Local Sources– Local legislators recently received appointments to serve on interim study committees.
State lawmakers serve on interim committees throughout the summer and fall, and examine top policy issues, gather public input and recommend legislation for the regular session beginning in January.
State Rep. Wendy McNamara (R-Evansville) will serve as chair of the Interim Study Committee on Corrections and Criminal Code, which will conduct a multi-year review of current trends with respect to criminal behavior, sentencing, incarceration and treatment. The committee will also study the logistics of ensuring release-ready patients and offenders from Indiana psychiatric hospitals receive care upon release, and analyze criminal code laws concerning HIV.
"Interim study committees provide the opportunity to do a deep dive into important issues to help craft the best legislation possible prior to the 2023 session," McNamara said. "This interim, we'll look at our state's sentencing laws and study options for ensuring those with mental health issues receive care upon release from a state facility among other issues."
McNamara will also serve on the Justice Reinvestment Advisory Council, which conducts state-level reviews of local corrections programs, county jails and probation services, and on the Board of Trustees of the Criminal Justice Institute, which develops long-range strategies for Indiana's criminal and juvenile justice systems.
State Rep. Cindy Ledbetter (R-Newburgh) will serve on the Indiana Commission to Combat Drug Abuse, which considers ideas to defeat the drug epidemic, and the Low Barrier Homeless Shelter Task Force, which will study the cost to build and operate a low-barrier homeless shelter in Indianapolis.

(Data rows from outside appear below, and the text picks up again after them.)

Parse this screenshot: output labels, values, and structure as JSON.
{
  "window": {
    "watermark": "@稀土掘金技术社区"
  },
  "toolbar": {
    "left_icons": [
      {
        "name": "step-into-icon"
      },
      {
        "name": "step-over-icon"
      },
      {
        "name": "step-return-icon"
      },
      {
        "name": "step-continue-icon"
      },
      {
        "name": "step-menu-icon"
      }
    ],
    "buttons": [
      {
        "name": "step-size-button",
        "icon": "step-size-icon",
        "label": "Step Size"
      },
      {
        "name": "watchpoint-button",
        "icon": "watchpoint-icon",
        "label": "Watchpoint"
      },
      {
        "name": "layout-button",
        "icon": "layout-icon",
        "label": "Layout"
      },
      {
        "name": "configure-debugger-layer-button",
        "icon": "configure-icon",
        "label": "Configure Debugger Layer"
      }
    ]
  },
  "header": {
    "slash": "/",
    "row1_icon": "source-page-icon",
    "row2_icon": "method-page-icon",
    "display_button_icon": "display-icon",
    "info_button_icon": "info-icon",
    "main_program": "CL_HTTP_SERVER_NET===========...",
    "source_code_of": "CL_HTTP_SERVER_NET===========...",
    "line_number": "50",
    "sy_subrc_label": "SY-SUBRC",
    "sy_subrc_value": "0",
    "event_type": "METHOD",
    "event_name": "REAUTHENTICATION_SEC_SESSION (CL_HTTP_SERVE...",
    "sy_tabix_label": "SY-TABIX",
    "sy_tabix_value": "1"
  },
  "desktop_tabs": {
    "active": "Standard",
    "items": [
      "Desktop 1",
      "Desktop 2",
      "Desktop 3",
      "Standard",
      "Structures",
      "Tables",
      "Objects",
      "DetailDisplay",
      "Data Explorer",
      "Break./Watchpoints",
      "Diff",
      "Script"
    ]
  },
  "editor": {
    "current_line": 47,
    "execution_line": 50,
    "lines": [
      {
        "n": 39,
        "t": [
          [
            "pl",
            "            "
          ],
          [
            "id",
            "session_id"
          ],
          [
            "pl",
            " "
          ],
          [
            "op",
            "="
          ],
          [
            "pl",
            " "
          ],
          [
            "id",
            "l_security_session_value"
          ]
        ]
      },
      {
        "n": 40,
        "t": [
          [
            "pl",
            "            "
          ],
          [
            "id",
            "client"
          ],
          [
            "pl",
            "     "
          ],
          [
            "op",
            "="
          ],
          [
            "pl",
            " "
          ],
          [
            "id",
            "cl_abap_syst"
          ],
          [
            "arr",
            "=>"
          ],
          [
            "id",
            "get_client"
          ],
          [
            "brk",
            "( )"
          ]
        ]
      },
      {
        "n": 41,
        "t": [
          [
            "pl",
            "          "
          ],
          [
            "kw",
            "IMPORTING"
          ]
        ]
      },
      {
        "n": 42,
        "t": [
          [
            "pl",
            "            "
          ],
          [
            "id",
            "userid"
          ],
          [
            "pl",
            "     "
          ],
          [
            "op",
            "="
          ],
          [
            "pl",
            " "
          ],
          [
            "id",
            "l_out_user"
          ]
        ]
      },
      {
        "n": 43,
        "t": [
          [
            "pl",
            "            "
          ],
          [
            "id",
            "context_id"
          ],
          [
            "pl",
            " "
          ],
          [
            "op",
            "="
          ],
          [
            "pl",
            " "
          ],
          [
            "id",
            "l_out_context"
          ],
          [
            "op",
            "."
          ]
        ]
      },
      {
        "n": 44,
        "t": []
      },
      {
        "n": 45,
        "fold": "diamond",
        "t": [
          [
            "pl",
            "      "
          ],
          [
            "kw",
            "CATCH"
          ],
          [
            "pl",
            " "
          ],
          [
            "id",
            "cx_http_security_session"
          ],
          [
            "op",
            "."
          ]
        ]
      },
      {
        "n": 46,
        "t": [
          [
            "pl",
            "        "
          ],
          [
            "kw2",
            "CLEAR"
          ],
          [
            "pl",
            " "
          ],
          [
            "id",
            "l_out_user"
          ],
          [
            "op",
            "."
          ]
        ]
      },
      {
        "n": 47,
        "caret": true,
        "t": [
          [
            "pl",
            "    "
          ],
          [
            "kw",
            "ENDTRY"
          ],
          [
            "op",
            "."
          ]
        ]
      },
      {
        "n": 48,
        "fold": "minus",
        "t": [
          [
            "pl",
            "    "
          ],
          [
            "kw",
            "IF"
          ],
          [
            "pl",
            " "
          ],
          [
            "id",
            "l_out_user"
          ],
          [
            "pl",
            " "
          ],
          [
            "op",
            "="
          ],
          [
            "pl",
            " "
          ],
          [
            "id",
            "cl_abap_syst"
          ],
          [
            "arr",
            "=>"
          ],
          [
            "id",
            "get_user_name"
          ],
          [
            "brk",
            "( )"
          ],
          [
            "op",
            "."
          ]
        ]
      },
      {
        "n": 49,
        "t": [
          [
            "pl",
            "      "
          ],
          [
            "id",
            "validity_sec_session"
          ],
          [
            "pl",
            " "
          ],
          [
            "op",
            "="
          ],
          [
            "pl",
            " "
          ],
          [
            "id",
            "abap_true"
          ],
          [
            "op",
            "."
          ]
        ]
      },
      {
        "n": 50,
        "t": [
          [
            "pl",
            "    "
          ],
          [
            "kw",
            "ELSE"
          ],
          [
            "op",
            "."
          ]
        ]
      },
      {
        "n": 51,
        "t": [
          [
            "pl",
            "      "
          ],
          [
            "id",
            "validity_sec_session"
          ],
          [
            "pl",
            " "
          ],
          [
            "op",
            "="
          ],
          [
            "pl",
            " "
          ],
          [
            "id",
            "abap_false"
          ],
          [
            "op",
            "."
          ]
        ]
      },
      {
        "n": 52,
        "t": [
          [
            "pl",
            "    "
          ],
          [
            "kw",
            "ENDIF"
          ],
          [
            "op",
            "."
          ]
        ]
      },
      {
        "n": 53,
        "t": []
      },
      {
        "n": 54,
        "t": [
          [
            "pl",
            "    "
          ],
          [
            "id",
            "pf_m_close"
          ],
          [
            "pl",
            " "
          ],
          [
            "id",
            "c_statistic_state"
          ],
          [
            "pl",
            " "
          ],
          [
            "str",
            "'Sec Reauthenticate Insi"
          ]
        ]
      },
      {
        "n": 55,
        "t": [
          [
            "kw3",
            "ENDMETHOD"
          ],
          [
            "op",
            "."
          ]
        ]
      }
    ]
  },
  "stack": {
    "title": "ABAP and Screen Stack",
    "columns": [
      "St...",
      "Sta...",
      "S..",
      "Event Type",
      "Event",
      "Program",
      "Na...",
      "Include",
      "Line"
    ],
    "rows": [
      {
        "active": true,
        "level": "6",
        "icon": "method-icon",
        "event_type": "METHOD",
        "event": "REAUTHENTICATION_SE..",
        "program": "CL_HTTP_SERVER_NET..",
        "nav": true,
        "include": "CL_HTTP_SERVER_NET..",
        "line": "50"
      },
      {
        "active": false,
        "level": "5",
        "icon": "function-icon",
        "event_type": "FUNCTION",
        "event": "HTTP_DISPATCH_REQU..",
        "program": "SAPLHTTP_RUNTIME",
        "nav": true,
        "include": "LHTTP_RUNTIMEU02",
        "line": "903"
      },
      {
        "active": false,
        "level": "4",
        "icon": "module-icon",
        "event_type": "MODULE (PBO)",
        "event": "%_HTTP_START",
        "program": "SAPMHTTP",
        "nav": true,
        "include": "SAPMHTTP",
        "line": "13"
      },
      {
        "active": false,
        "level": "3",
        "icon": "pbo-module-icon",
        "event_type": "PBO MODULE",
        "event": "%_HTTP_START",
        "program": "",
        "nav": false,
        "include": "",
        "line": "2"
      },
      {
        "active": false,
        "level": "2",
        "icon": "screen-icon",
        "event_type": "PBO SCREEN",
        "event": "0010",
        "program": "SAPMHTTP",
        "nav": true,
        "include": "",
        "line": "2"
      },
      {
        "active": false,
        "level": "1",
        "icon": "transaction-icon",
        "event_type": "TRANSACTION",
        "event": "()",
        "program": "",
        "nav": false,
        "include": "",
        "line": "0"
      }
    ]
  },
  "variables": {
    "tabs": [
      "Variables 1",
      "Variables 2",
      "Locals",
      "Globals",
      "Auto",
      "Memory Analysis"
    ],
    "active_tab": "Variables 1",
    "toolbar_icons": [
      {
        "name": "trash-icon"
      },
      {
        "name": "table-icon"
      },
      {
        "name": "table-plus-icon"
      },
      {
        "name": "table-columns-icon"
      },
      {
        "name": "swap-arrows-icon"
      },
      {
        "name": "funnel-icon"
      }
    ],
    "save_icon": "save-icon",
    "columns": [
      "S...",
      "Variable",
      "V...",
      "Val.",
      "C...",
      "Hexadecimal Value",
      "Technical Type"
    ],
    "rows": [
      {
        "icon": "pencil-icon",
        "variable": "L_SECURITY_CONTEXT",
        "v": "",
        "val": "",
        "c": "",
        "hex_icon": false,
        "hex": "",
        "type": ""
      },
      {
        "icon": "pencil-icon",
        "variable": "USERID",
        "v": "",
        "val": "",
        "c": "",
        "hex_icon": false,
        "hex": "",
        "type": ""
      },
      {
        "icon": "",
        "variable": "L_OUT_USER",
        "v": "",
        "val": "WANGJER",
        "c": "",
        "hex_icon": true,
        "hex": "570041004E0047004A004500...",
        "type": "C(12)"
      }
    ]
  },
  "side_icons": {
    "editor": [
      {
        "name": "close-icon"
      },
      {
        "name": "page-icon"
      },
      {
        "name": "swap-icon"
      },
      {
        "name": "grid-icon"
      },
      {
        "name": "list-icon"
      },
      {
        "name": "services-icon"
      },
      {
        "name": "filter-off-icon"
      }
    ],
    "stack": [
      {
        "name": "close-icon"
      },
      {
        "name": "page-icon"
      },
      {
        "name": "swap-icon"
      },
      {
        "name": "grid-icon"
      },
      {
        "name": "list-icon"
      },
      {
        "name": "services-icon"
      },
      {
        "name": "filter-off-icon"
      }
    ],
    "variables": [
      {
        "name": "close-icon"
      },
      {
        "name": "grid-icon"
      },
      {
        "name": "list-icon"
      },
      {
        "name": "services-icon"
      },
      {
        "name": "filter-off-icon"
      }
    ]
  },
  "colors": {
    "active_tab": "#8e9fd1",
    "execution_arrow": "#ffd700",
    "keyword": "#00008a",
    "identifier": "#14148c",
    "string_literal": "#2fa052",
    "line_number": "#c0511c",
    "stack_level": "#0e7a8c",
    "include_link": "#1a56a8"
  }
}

"Whether it's someone fighting addiction or struggling with homelessness, we to ensure resources and services are available to those who need a hand up," Ledbetter said. "Our goal is to come up with ways to help Hoosiers achieve better outcomes and live productive lives."
State Rep. Tim O'Brien (R-Evansville) will serve on the Lewis and Clark Expedition Commission, which was originally created by the Indiana General Assembly to commemorate the 2003-2006 bicentennial of the explorers' historic expedition. Upon conclusion of the bicentennial, the General Assembly voted to make the commission permanent so it could continue building on the work it had done.
"Indiana's rich history should continue to be celebrated, and that includes the historic Lewis and Clark Expedition," O'Brien said. "I look forward to discuss ways to educate Hoosiers about Southern Indiana's role in this seminal event of American history."
Members of the public are welcomed to attend and testify at committee hearings, which typically occur at the Statehouse in Indianapolis. Hearings are also livestreamed and archived online at iga.in.gov, where committee calendars and meeting agendas are posted.
Click here to learn more about the topics state legislators will be examining in the coming months.